Thompson teaches African and African-American art history at Yale University. In this book he aims not only to celebrate the tango, but also to explicate his theory that the tango owes much to African influences.
In his introduction he writes: “The comparison with the black music called jazz leads us to the major theme of this book: African and Afro-Argentinean influences are continuous in the rise, development and achievement of the tango.”
Robert Farris Thompson will discuss “Tango: The Art History of Love,” 2 p.m. Saturday, Seattle Art Museum’s Plestcheeff Auditorium,
100 University St., Seattle; $7 for museum members, $10 for the general public (206-654-3100 or www.seattleartmuseum.org).
In Argentina, the birthplace of tango, this is an unorthodox thesis, according to Thompson. He writes that Argentina today defines itself as descended almost exclusively from Caucasian Europeans, despite the fact that African slaves were brought to the country for several centuries.
To show just how much influence Africa had on Argentina’s most famous cultural export, Thompson includes scholarly chapters tracing tango music and dance to the tribal music and dance of pre-20th-century Western Africa.
For readers who may not be conversant on the historical ethnomusicology of Western African vis a vis Argentina, Thompson helpfully provides glossaries translating musical and dance terms from classical Ki-Kongo, the language of 19th-century Congo, to vernacular Buenos Aires Creole, the language of 19th-century Buenos Aires working-class barrios.
Readers looking for a less exhaustive discussion of the tango will more likely enjoy Thompson’s chapters on how the dance has been portrayed on the silver screen as a pas de deux linked to sadness, sex, violence and doom.
Thompson finds the onscreen tangos of such American stars as Rudolf Valentino and Marlon Brando filled with negative stereotypes and unfortunate clichés. Thompson applauds more recent non-American movies, including Carlos Saura’s 1998 “Tango, Never Leave Me,” as films that portray the true passion, pride and cross-cultural history of the dance.

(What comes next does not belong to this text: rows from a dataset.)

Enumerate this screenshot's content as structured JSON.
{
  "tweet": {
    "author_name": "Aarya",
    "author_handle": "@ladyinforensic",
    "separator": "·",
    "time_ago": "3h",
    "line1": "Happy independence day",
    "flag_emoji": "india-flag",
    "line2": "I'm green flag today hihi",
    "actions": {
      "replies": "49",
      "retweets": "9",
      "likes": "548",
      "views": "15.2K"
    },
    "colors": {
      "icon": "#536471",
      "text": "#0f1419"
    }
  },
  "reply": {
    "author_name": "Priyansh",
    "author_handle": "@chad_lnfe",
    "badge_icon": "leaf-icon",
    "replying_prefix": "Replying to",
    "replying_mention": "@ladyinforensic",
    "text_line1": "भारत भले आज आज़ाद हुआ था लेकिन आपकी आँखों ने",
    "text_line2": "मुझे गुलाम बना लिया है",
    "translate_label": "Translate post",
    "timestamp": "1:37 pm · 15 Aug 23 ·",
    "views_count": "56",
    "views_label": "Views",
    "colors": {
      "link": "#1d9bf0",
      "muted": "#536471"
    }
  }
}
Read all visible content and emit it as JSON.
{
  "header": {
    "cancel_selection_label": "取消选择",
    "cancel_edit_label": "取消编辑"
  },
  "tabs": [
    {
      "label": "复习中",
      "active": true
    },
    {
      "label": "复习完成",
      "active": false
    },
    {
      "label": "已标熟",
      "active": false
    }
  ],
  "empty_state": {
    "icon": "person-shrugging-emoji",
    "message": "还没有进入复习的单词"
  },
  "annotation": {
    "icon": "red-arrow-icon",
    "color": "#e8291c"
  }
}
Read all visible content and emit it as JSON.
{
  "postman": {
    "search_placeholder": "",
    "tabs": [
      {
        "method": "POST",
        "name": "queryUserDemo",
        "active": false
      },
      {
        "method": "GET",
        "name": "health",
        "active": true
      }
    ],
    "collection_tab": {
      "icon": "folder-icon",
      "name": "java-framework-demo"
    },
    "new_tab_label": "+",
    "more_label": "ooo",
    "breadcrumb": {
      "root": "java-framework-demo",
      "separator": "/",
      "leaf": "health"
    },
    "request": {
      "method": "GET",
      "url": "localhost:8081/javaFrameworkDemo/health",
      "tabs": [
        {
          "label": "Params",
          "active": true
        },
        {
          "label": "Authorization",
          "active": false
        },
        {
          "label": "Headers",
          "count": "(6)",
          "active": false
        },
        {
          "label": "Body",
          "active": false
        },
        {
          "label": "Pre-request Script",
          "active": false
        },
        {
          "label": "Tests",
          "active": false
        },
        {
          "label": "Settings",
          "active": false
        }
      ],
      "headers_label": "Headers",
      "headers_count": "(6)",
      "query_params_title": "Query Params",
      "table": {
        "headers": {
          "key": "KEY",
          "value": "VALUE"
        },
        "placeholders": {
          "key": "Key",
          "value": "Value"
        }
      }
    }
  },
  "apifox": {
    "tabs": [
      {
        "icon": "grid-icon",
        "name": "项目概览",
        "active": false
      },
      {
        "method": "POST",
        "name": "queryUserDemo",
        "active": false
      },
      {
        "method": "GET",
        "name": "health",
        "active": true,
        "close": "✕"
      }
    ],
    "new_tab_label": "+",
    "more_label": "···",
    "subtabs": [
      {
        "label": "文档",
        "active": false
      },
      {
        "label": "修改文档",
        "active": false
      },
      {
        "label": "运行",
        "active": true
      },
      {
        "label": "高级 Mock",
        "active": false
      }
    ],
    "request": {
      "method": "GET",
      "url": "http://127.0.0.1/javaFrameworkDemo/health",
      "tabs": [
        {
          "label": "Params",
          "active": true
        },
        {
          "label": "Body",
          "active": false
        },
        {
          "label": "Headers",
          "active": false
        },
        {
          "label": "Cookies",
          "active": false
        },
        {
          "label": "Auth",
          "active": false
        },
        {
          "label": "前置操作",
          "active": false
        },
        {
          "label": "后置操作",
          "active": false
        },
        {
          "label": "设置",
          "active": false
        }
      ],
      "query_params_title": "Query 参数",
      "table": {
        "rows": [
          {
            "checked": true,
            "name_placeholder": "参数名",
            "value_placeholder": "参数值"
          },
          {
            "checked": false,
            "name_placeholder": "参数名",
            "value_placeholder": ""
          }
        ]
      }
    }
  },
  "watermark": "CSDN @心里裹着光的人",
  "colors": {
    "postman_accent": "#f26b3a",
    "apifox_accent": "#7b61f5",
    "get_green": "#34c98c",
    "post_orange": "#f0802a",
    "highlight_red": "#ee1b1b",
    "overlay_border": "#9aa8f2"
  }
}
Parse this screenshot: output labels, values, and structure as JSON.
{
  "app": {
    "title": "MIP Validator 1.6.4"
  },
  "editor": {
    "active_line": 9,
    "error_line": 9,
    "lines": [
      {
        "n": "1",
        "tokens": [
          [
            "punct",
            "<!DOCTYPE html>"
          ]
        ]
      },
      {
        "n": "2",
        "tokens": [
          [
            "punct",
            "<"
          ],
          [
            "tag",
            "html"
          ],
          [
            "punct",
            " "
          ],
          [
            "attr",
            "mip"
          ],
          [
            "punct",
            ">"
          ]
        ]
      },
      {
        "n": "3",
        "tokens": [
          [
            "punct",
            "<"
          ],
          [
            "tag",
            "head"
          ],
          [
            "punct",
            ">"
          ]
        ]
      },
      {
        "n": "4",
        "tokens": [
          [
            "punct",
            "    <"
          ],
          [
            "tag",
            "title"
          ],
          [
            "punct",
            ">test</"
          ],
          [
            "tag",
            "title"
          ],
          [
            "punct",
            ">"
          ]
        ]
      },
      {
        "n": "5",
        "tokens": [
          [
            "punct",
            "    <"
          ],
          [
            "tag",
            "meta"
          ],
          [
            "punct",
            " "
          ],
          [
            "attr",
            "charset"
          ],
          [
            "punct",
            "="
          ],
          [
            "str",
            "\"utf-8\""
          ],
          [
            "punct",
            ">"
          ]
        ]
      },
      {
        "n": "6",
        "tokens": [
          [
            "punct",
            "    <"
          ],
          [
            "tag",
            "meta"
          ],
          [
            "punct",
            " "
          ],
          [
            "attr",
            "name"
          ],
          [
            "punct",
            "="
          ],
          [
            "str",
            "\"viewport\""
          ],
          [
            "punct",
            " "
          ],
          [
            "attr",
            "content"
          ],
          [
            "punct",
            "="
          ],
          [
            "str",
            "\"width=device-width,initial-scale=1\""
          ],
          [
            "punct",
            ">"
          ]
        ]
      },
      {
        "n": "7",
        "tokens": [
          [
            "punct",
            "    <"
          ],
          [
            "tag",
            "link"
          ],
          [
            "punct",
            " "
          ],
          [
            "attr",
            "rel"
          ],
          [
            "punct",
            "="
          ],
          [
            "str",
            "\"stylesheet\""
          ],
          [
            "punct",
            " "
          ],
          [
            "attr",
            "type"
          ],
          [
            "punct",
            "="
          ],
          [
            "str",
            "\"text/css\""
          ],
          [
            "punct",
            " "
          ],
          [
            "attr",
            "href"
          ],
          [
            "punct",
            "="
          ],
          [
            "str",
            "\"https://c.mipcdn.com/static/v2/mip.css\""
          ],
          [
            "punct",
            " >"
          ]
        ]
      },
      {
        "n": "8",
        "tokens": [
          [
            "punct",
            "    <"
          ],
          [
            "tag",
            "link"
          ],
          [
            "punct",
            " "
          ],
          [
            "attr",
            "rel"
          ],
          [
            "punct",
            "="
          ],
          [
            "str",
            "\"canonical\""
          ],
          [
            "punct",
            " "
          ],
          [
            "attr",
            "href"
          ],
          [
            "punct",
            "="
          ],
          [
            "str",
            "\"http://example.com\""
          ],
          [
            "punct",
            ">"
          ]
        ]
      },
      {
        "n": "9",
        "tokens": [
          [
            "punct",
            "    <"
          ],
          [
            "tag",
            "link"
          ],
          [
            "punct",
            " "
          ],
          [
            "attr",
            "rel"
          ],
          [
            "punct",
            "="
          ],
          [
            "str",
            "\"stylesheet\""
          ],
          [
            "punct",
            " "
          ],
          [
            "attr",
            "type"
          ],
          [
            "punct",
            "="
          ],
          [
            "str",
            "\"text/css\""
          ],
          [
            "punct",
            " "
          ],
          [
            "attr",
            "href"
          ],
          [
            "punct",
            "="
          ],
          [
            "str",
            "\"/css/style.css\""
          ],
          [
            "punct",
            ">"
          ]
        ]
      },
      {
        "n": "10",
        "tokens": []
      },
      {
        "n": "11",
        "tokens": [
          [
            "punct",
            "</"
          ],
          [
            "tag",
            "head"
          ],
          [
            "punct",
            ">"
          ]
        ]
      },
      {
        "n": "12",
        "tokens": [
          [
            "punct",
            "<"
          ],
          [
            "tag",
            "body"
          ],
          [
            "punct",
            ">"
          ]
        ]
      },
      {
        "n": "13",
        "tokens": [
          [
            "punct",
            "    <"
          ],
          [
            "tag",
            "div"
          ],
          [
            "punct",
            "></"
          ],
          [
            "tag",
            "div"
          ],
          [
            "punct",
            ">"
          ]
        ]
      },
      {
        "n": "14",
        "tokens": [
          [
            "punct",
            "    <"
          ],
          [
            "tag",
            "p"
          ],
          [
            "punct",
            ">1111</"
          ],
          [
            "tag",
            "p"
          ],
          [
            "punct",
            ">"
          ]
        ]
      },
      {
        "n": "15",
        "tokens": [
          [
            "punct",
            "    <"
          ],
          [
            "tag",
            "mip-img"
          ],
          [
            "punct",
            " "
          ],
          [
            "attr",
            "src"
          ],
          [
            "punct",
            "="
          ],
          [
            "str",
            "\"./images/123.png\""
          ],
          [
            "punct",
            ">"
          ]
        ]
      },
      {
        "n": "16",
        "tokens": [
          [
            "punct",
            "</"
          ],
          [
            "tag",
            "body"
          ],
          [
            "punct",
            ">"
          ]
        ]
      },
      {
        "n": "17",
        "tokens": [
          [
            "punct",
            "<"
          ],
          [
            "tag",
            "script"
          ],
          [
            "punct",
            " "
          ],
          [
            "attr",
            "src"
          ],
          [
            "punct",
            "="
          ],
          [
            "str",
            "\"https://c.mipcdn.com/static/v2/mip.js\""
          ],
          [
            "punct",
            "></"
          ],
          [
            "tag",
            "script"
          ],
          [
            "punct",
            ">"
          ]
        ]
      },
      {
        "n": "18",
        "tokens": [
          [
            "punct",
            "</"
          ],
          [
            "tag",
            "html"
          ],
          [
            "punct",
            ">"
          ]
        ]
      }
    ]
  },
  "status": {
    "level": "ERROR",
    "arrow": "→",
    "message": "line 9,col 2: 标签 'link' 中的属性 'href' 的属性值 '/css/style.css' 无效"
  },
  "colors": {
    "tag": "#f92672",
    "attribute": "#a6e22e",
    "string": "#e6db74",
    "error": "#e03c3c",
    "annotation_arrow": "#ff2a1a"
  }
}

The book also notes that since the tango was first popularized in the mid-19th century, it has been embraced by Argentina’s working class and its politically disaffected. Thompson adds that the Argentinean writer Jorge Luis Borges described the tango as “outrage translated to music.”
Tango aficionados everywhere will find this book a great resource. It even includes how-to chapters describing specific dance steps, illustrated with photographs. Those more casually interested in the tango will want to skim the most technical chapters or wait for a CliffNotes edition.
Robin Updike is a freelance arts writer
and an Internet editor.